## Aim of the task:
A verbatim copy of the records is required, with all pictures left out.

##### Supplied entries

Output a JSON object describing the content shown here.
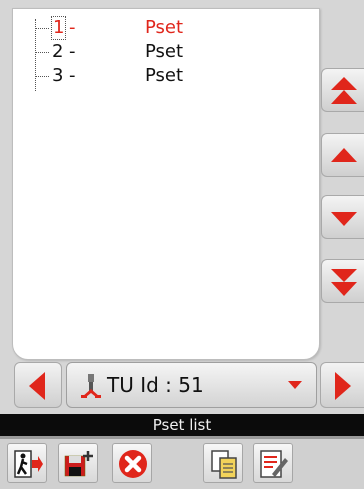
{
  "pset_list": {
    "items": [
      {
        "number": "1",
        "dash": "-",
        "name": "Pset",
        "selected": true
      },
      {
        "number": "2",
        "dash": "-",
        "name": "Pset",
        "selected": false
      },
      {
        "number": "3",
        "dash": "-",
        "name": "Pset",
        "selected": false
      }
    ]
  },
  "scroll_buttons": [
    "scroll-to-top",
    "scroll-up",
    "scroll-down",
    "scroll-to-bottom"
  ],
  "tu_selector": {
    "label": "TU Id : 51"
  },
  "status_bar": {
    "title": "Pset list"
  },
  "toolbar": {
    "icons": [
      "exit-icon",
      "save-new-icon",
      "delete-icon",
      "copy-icon",
      "edit-icon"
    ]
  },
  "colors": {
    "accent_red": "#e0261b",
    "selected_text": "#e0261b",
    "status_bar_bg": "#0b0b0b"
  }
}
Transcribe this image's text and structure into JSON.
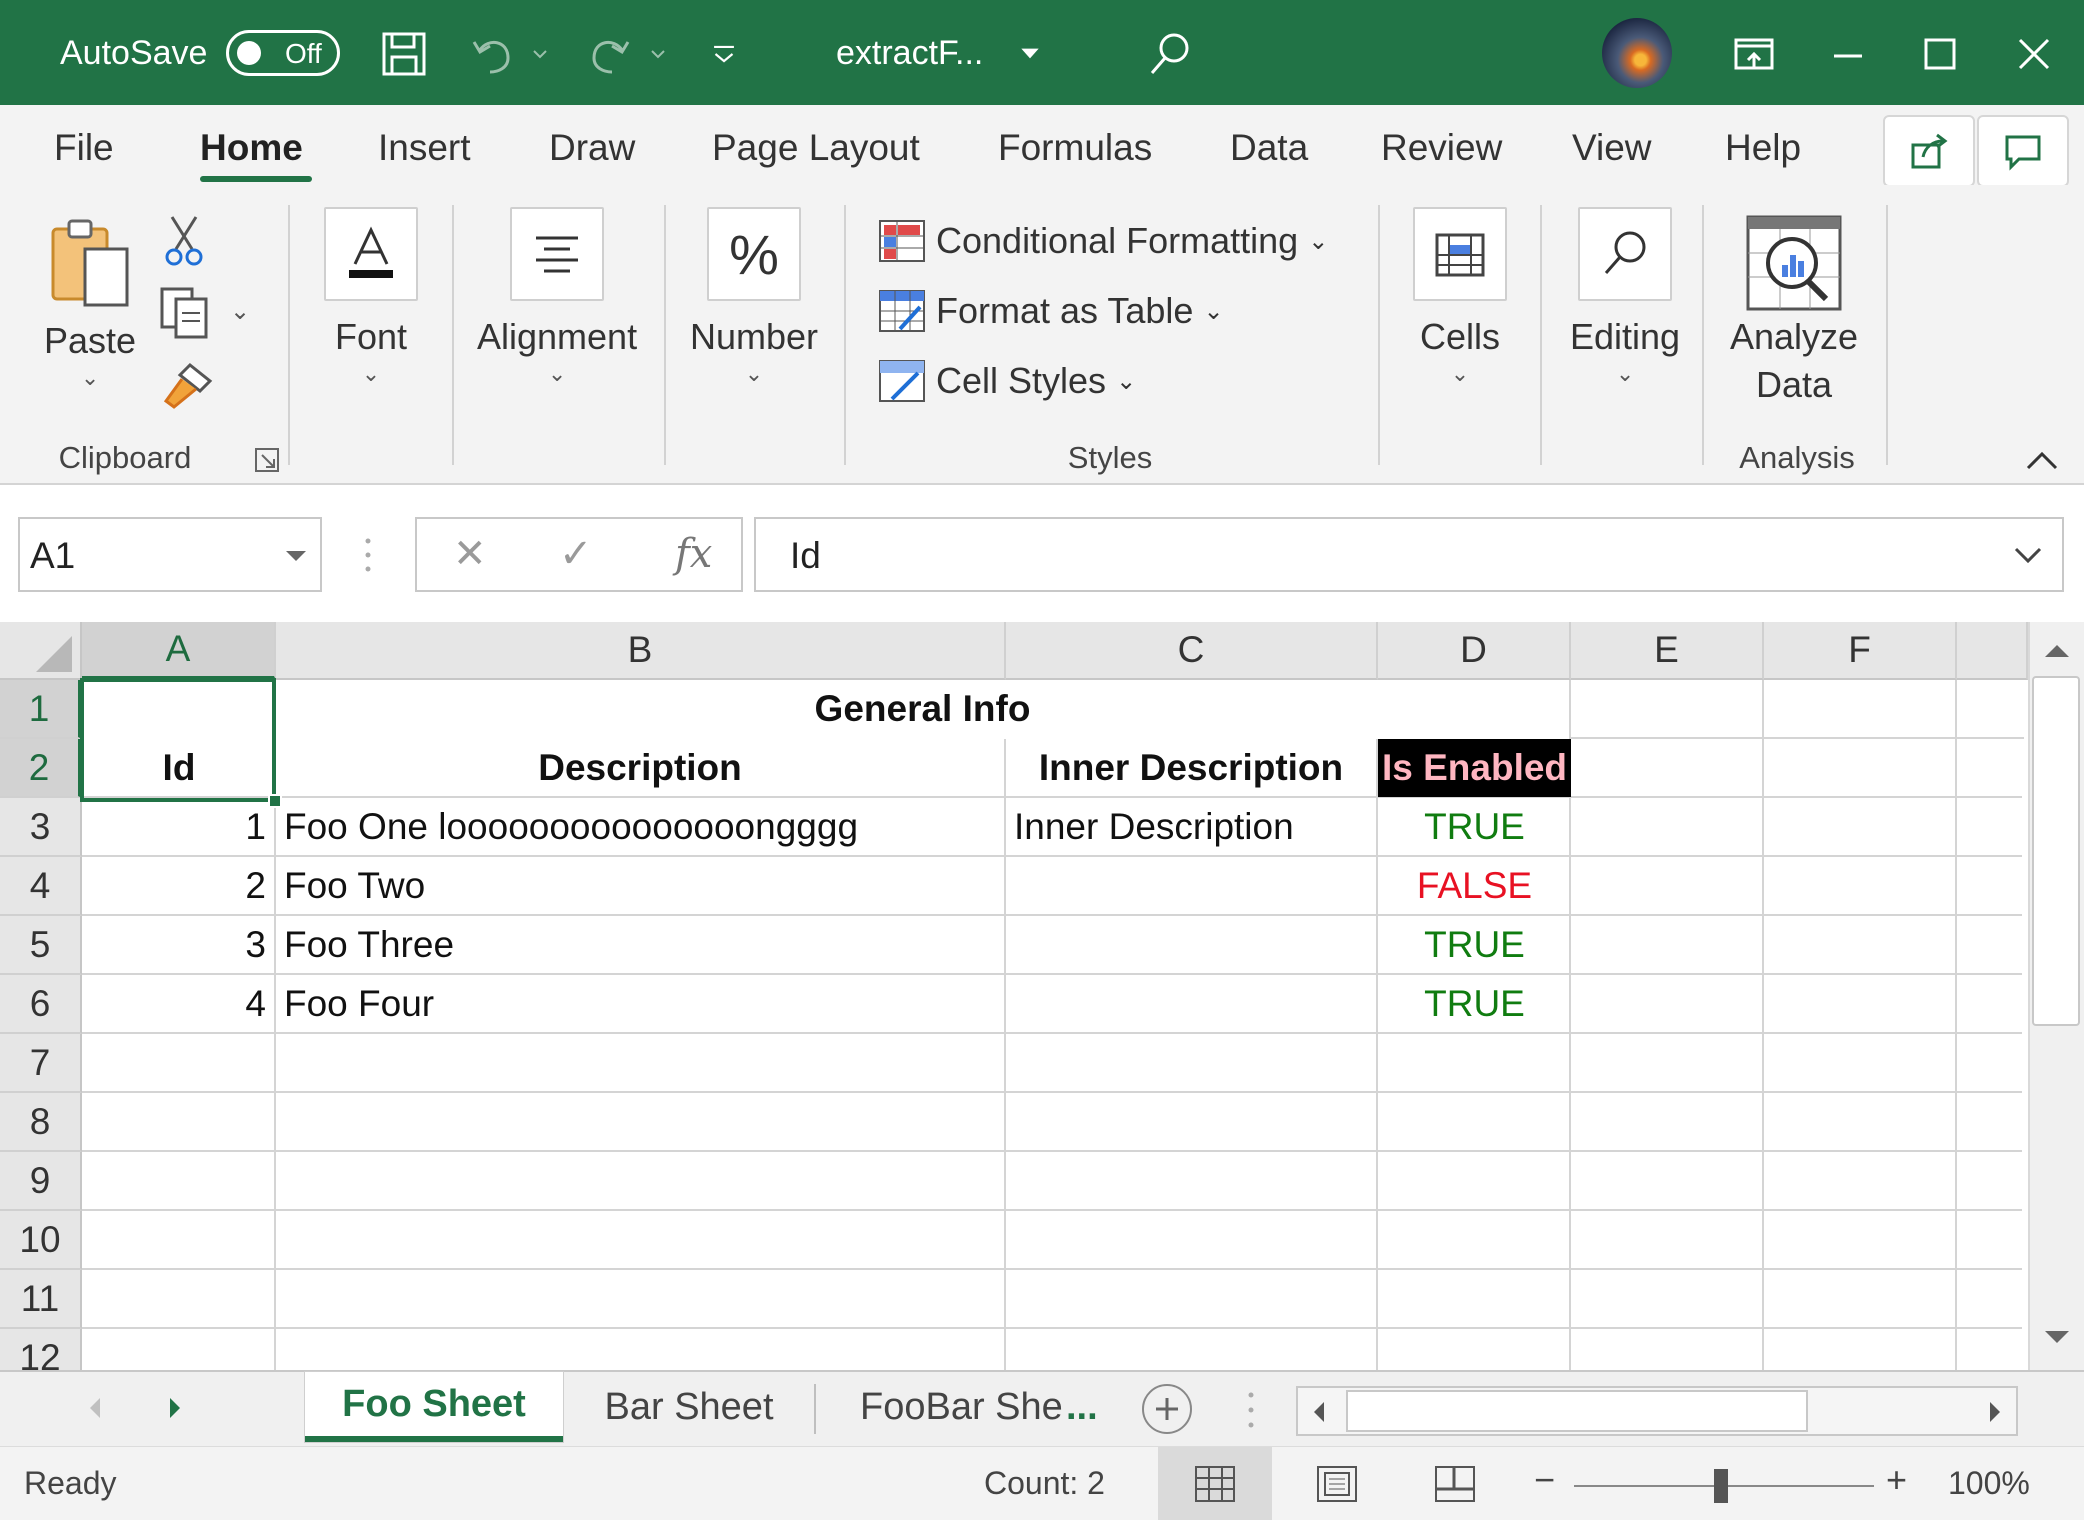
{
  "titlebar": {
    "autosave_label": "AutoSave",
    "autosave_state": "Off",
    "document_title": "extractF...",
    "icons": [
      "save-icon",
      "undo-icon",
      "redo-icon",
      "customize-qat-icon",
      "search-icon",
      "ribbon-display-icon",
      "minimize-icon",
      "maximize-icon",
      "close-icon"
    ]
  },
  "ribbon_tabs": [
    "File",
    "Home",
    "Insert",
    "Draw",
    "Page Layout",
    "Formulas",
    "Data",
    "Review",
    "View",
    "Help"
  ],
  "ribbon_active_tab": "Home",
  "ribbon": {
    "clipboard": {
      "paste": "Paste",
      "group": "Clipboard"
    },
    "font": {
      "label": "Font"
    },
    "alignment": {
      "label": "Alignment"
    },
    "number": {
      "label": "Number",
      "icon_glyph": "%"
    },
    "styles": {
      "conditional": "Conditional Formatting",
      "format_table": "Format as Table",
      "cell_styles": "Cell Styles",
      "group": "Styles"
    },
    "cells": {
      "label": "Cells"
    },
    "editing": {
      "label": "Editing"
    },
    "analysis": {
      "line1": "Analyze",
      "line2": "Data",
      "group": "Analysis"
    }
  },
  "formula_bar": {
    "name_box": "A1",
    "cancel_glyph": "✕",
    "enter_glyph": "✓",
    "fx_glyph": "fx",
    "content": "Id"
  },
  "columns": [
    "A",
    "B",
    "C",
    "D",
    "E",
    "F"
  ],
  "rows": [
    "1",
    "2",
    "3",
    "4",
    "5",
    "6",
    "7",
    "8",
    "9",
    "10",
    "11",
    "12"
  ],
  "sheet": {
    "merged_header": "General Info",
    "headers": {
      "id": "Id",
      "description": "Description",
      "inner": "Inner Description",
      "enabled": "Is Enabled"
    },
    "records": [
      {
        "id": "1",
        "description": "Foo One looooooooooooooongggg",
        "inner": "Inner Description",
        "enabled": "TRUE"
      },
      {
        "id": "2",
        "description": "Foo Two",
        "inner": "",
        "enabled": "FALSE"
      },
      {
        "id": "3",
        "description": "Foo Three",
        "inner": "",
        "enabled": "TRUE"
      },
      {
        "id": "4",
        "description": "Foo Four",
        "inner": "",
        "enabled": "TRUE"
      }
    ]
  },
  "colors": {
    "brand": "#217346",
    "true_text": "#107c10",
    "false_text": "#e81123",
    "enabled_header_bg": "#000000",
    "enabled_header_text": "#ffb6c1"
  },
  "sheet_tabs": [
    "Foo Sheet",
    "Bar Sheet",
    "FooBar She"
  ],
  "active_sheet": "Foo Sheet",
  "sheet_tabs_more": "...",
  "status": {
    "ready": "Ready",
    "count": "Count: 2",
    "zoom": "100%",
    "zoom_minus": "−",
    "zoom_plus": "+"
  }
}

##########

## Finished task:
Output a JSON object describing the content shown here.
{
  "pset_list": {
    "items": [
      {
        "number": "1",
        "dash": "-",
        "name": "Pset",
        "selected": true
      },
      {
        "number": "2",
        "dash": "-",
        "name": "Pset",
        "selected": false
      },
      {
        "number": "3",
        "dash": "-",
        "name": "Pset",
        "selected": false
      }
    ]
  },
  "scroll_buttons": [
    "scroll-to-top",
    "scroll-up",
    "scroll-down",
    "scroll-to-bottom"
  ],
  "tu_selector": {
    "label": "TU Id : 51"
  },
  "status_bar": {
    "title": "Pset list"
  },
  "toolbar": {
    "icons": [
      "exit-icon",
      "save-new-icon",
      "delete-icon",
      "copy-icon",
      "edit-icon"
    ]
  },
  "colors": {
    "accent_red": "#e0261b",
    "selected_text": "#e0261b",
    "status_bar_bg": "#0b0b0b"
  }
}
Transcribe this image's text and structure into JSON.
{
  "titlebar": {
    "autosave_label": "AutoSave",
    "autosave_state": "Off",
    "document_title": "extractF...",
    "icons": [
      "save-icon",
      "undo-icon",
      "redo-icon",
      "customize-qat-icon",
      "search-icon",
      "ribbon-display-icon",
      "minimize-icon",
      "maximize-icon",
      "close-icon"
    ]
  },
  "ribbon_tabs": [
    "File",
    "Home",
    "Insert",
    "Draw",
    "Page Layout",
    "Formulas",
    "Data",
    "Review",
    "View",
    "Help"
  ],
  "ribbon_active_tab": "Home",
  "ribbon": {
    "clipboard": {
      "paste": "Paste",
      "group": "Clipboard"
    },
    "font": {
      "label": "Font"
    },
    "alignment": {
      "label": "Alignment"
    },
    "number": {
      "label": "Number",
      "icon_glyph": "%"
    },
    "styles": {
      "conditional": "Conditional Formatting",
      "format_table": "Format as Table",
      "cell_styles": "Cell Styles",
      "group": "Styles"
    },
    "cells": {
      "label": "Cells"
    },
    "editing": {
      "label": "Editing"
    },
    "analysis": {
      "line1": "Analyze",
      "line2": "Data",
      "group": "Analysis"
    }
  },
  "formula_bar": {
    "name_box": "A1",
    "cancel_glyph": "✕",
    "enter_glyph": "✓",
    "fx_glyph": "fx",
    "content": "Id"
  },
  "columns": [
    "A",
    "B",
    "C",
    "D",
    "E",
    "F"
  ],
  "rows": [
    "1",
    "2",
    "3",
    "4",
    "5",
    "6",
    "7",
    "8",
    "9",
    "10",
    "11",
    "12"
  ],
  "sheet": {
    "merged_header": "General Info",
    "headers": {
      "id": "Id",
      "description": "Description",
      "inner": "Inner Description",
      "enabled": "Is Enabled"
    },
    "records": [
      {
        "id": "1",
        "description": "Foo One looooooooooooooongggg",
        "inner": "Inner Description",
        "enabled": "TRUE"
      },
      {
        "id": "2",
        "description": "Foo Two",
        "inner": "",
        "enabled": "FALSE"
      },
      {
        "id": "3",
        "description": "Foo Three",
        "inner": "",
        "enabled": "TRUE"
      },
      {
        "id": "4",
        "description": "Foo Four",
        "inner": "",
        "enabled": "TRUE"
      }
    ]
  },
  "colors": {
    "brand": "#217346",
    "true_text": "#107c10",
    "false_text": "#e81123",
    "enabled_header_bg": "#000000",
    "enabled_header_text": "#ffb6c1"
  },
  "sheet_tabs": [
    "Foo Sheet",
    "Bar Sheet",
    "FooBar She"
  ],
  "active_sheet": "Foo Sheet",
  "sheet_tabs_more": "...",
  "status": {
    "ready": "Ready",
    "count": "Count: 2",
    "zoom": "100%",
    "zoom_minus": "−",
    "zoom_plus": "+"
  }
}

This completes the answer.